The wave of young Hamptonites was beckoned to Montauk by the glories of the Surf Lodge four years ago. It was a jarring summer. Here were all the fishermen’s bars and restaurants in Montauk and then this one chic nightspot duded out to look like an oceanfront surfing headquarters (which was outrageous since it was on the calm waters of Fort Pond).
It was the “it” place to be that summer. The crowds came, the women in their chic dresses and high heels and the guys in little black suits and a three-day beard, and what do you know, it was a huge success. The next summer and the next, more and more similar such places opened in Montauk.
This story, however, is not about all those other places. Each and every one of them was set up on a former fishing resort establishments on considerable acreage and therefore with plenty of room to cater to the new hip crowd. They too were crowded all night with revelers, but they had lots of room to satisfy town laws. Surf Lodge might have tried too—some say they didn’t even do that—but on such a small property it was really just about impossible. It had parking for a handful of patrons’ cars (where they needed 200.) It had a dinner capacity of 68 (where on some nights, it was said there were 300 served). And it sat facing the calm waters of the pond on a very narrow but busy road where cars whizzed by at 45 miles an hour.
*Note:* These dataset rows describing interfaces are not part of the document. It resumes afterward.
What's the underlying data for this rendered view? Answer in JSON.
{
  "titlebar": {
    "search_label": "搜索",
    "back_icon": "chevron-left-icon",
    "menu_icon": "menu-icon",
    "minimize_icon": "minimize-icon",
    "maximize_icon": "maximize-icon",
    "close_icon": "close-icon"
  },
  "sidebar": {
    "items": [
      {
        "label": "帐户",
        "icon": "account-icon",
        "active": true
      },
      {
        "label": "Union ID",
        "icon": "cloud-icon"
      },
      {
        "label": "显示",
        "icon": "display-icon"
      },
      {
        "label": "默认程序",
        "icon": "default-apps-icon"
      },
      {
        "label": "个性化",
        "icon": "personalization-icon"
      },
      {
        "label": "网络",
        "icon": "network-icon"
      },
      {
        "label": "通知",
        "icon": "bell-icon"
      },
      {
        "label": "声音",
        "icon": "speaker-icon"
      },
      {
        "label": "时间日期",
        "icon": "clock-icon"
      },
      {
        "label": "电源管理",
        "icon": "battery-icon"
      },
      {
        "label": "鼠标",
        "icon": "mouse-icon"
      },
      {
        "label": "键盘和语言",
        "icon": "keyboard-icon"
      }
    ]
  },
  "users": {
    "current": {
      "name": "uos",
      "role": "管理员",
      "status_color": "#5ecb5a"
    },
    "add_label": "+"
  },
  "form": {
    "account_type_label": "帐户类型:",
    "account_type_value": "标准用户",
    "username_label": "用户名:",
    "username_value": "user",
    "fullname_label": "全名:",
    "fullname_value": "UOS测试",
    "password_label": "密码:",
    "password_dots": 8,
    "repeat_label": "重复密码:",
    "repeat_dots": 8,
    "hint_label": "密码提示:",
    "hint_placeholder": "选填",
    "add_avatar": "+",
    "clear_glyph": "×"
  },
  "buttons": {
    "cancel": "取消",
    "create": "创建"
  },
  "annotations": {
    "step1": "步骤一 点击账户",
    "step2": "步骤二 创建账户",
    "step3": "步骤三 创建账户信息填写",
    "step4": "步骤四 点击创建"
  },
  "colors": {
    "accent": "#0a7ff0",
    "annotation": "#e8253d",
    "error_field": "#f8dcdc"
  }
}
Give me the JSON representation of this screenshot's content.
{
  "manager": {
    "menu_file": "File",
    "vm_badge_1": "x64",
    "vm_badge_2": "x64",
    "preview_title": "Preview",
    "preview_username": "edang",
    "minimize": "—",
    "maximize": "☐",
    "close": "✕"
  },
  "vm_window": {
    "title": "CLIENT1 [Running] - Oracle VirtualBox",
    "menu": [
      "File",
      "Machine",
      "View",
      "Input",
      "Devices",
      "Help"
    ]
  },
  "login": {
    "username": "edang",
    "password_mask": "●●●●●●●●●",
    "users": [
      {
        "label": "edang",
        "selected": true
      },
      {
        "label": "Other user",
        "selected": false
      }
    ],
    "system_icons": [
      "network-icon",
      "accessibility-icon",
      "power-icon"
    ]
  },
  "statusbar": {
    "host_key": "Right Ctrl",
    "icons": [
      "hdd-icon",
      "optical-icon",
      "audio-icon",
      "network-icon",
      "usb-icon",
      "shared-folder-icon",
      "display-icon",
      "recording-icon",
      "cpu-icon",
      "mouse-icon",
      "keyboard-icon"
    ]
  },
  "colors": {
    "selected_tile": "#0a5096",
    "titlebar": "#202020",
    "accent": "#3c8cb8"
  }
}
When hundreds of people crowded into the Surf Lodge late every evening on the weekends laughing and drinking and swaying to the loud music, they frequently spilled out onto the street creating a very dangerous situation indeed.
The town government tried mightily to get along with the owners of Surf Lodge (whoever they may be, more about that later), but the violations kept coming—no certificate of occupancy, severe overcrowding, no site plan approval, illegal clearing of wetlands—and eventually, during the summer of 2011, these violations piled up to a grand total of 687. The fines have not been assessed yet. Surf Lodge has plead Not Guilty. The matter has wound up in town court before Justice Catherine A. Cahill who repeatedly experienced either nobody showing up or just the lawyer representing the owners showing up. The justice needed the owners to show up. They were not supposed to refuse her. But they had one excuse after another.
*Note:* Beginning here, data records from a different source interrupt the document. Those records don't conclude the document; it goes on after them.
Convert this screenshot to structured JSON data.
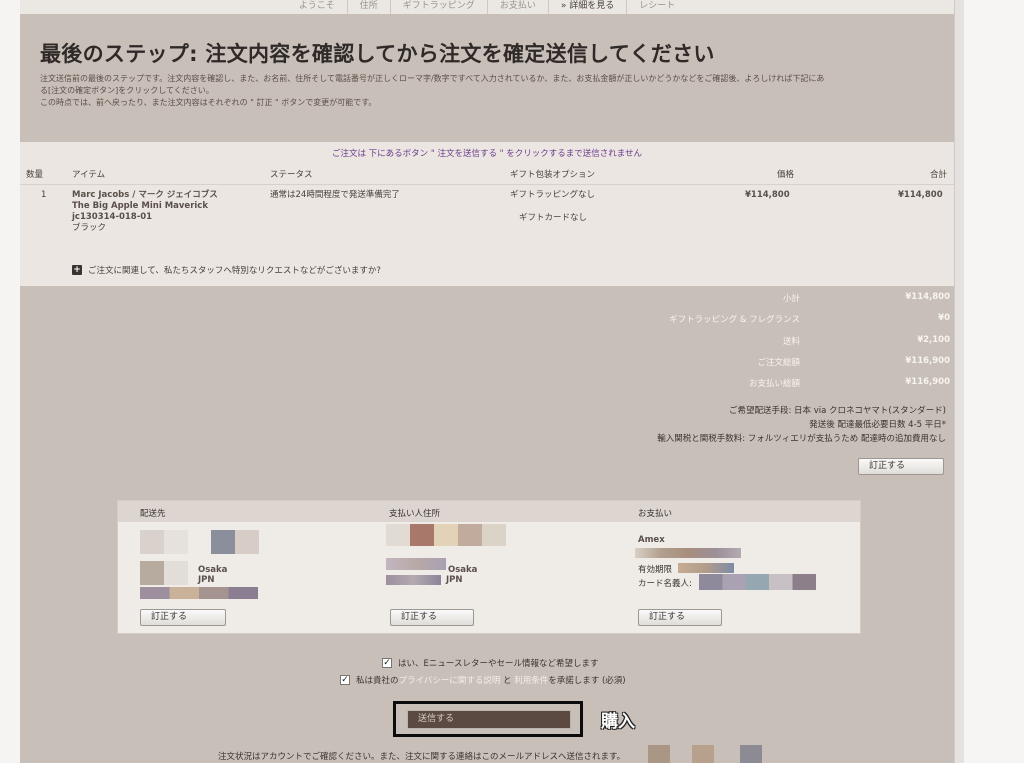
{
  "steps": [
    "ようこそ",
    "住所",
    "ギフトラッピング",
    "お支払い",
    "» 詳細を見る",
    "レシート"
  ],
  "headline": "最後のステップ: 注文内容を確認してから注文を確定送信してください",
  "intro": {
    "line1": "注文送信前の最後のステップです。注文内容を確認し、また、お名前、住所そして電話番号が正しくローマ字/数字ですべて入力されているか、また、お支払金額が正しいかどうかなどをご確認後、よろしければ下記にあ",
    "line2": "る[注文の確定ボタン]をクリックしてください。",
    "line3": "この時点では、前へ戻ったり、また注文内容はそれぞれの \" 訂正 \" ボタンで変更が可能です。"
  },
  "notice": "ご注文は 下にあるボタン \" 注文を送信する \" をクリックするまで送信されません",
  "table": {
    "headers": {
      "qty": "数量",
      "item": "アイテム",
      "status": "ステータス",
      "gift": "ギフト包装オプション",
      "price": "価格",
      "total": "合計"
    },
    "row": {
      "qty": "1",
      "brand": "Marc Jacobs / マーク ジェイコブス",
      "name": "The Big Apple Mini Maverick",
      "sku": "jc130314-018-01",
      "color": "ブラック",
      "status": "通常は24時間程度で発送準備完了",
      "gift1": "ギフトラッピングなし",
      "gift2": "ギフトカードなし",
      "price": "¥114,800",
      "total": "¥114,800"
    },
    "request": "ご注文に関連して、私たちスタッフへ特別なリクエストなどがございますか?"
  },
  "totals": [
    {
      "label": "小計",
      "value": "¥114,800"
    },
    {
      "label": "ギフトラッピング & フレグランス",
      "value": "¥0"
    },
    {
      "label": "送料",
      "value": "¥2,100"
    },
    {
      "label": "ご注文総額",
      "value": "¥116,900"
    },
    {
      "label": "お支払い総額",
      "value": "¥116,900"
    }
  ],
  "shipping": {
    "method": "ご希望配送手段: 日本 via クロネコヤマト(スタンダード)",
    "days": "発送後 配達最低必要日数 4-5 平日*",
    "duty": "輸入関税と関税手数料: フォルツィエリが支払うため 配達時の追加費用なし",
    "edit": "訂正する"
  },
  "address": {
    "ship_title": "配送先",
    "bill_title": "支払い人住所",
    "pay_title": "お支払い",
    "ship_city": "Osaka",
    "ship_country": "JPN",
    "bill_city": "Osaka",
    "bill_country": "JPN",
    "card": "Amex",
    "expiry": "有効期限",
    "holder": "カード名義人:",
    "edit": "訂正する"
  },
  "checks": {
    "newsletter": "はい、Eニュースレターやセール情報など希望します",
    "privacy_pre": "私は貴社の",
    "privacy_link": "プライバシーに関する説明",
    "privacy_and": " と ",
    "terms_link": "利用条件",
    "privacy_post": "を承諾します (必須)"
  },
  "submit": "送信する",
  "purchase_label": "購入",
  "footer": "注文状況はアカウントでご確認ください。また、注文に関する連絡はこのメールアドレスへ送信されます。",
  "colors": {
    "link": "#6b3a8c",
    "panel": "#c8bfb8",
    "submit": "#5b4a42"
  }
}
Things escalated further. This past fall and early winter, some locals seemed determined to have the Surf Lodge shut down for this upcoming summer. Later in the proceedings, the Surf Lodge asked that Justice Cahill recuse herself from the proceedings and she refused to do so. As Justice Cahill announced that she would not recuse herself from the case, she was interrupted when, according to The East Hampton Star, the defendants’ then-attorney Colin Patrick Astarita took a cellphone call.
Justice Cahill has the right to have a bench warrant issued to force people to come to court. If they do not on a certain day at a certain time, the police pick them up, handcuff them and bring them in. Time in jail is possible when this happens.
That has not happened here yet, but at another hearing where the owners didn’t show up, the Justice asked their lawyer to give her all their names…and he refused to do so.
And here’s the latest news. Rumors are circulating that the owners have now put the Surf Lodge up for sale. They’ve got other fish to fry, apparently, other successful nightclubs in New York they have to mind, and they now say they want to get on with their lives and let somebody else deal with the problem.
I think at this point, the town ought to buy the Surf Lodge and make it into a disco museum, a shrine to the handsome young men and women who now flock to Montauk in their fancy cars and fine clothes to paper that town with big bucks.
It would not be hard for the town to do this. Subtract all the money they are allegedly owed for the ordinance violations from the sale price wanted for the place, and it would probably cost not much at all.
Here’s how I envision the Surf Lodge Disco Museum. You know all the velvet ropes that nightspots have outside? They could now have them in the hallways inside separating the museum goers from the various rooms which, of course, would be decked out with the various trappings of this historic old nightspot. There would be empty champagne bottles, surf boards, towels, boom box amplifiers, keys to private rooms, the whole nine yards. The Surf Lodge, celebrated as the first Montauk nightspot out here, could be as important to Montauk as is the Montauk Lighthouse. The Lighthouse was authorized by George Washington and is the first lighthouse built in the State of New York. Here you would have the first Montauk nightclub. There could be photographs of the rich and famous on the walls and the pictures of the owners, their faces with a big black patch on them so the Justice wouldn’t know who they were, also on the walls.
Once a summer, there could be a Surf Lodge Nightspot Blowout Day. It would begin at 3 p.m. and go to 3 a.m. Everybody would come. They’d park up and down that busy narrow road as in past summers. All the local ordinances would be broken—they’d serve chowder at an illegal stand, they’d bring bags of sand in to replenish the “beach,” they’d have tons of stuff you could eat or sniff, they’d have bouncers deciding who gets in and who not, and they could even have some star performers. Maybe 50 Cent or some other national group.
Even I would go to one night of that.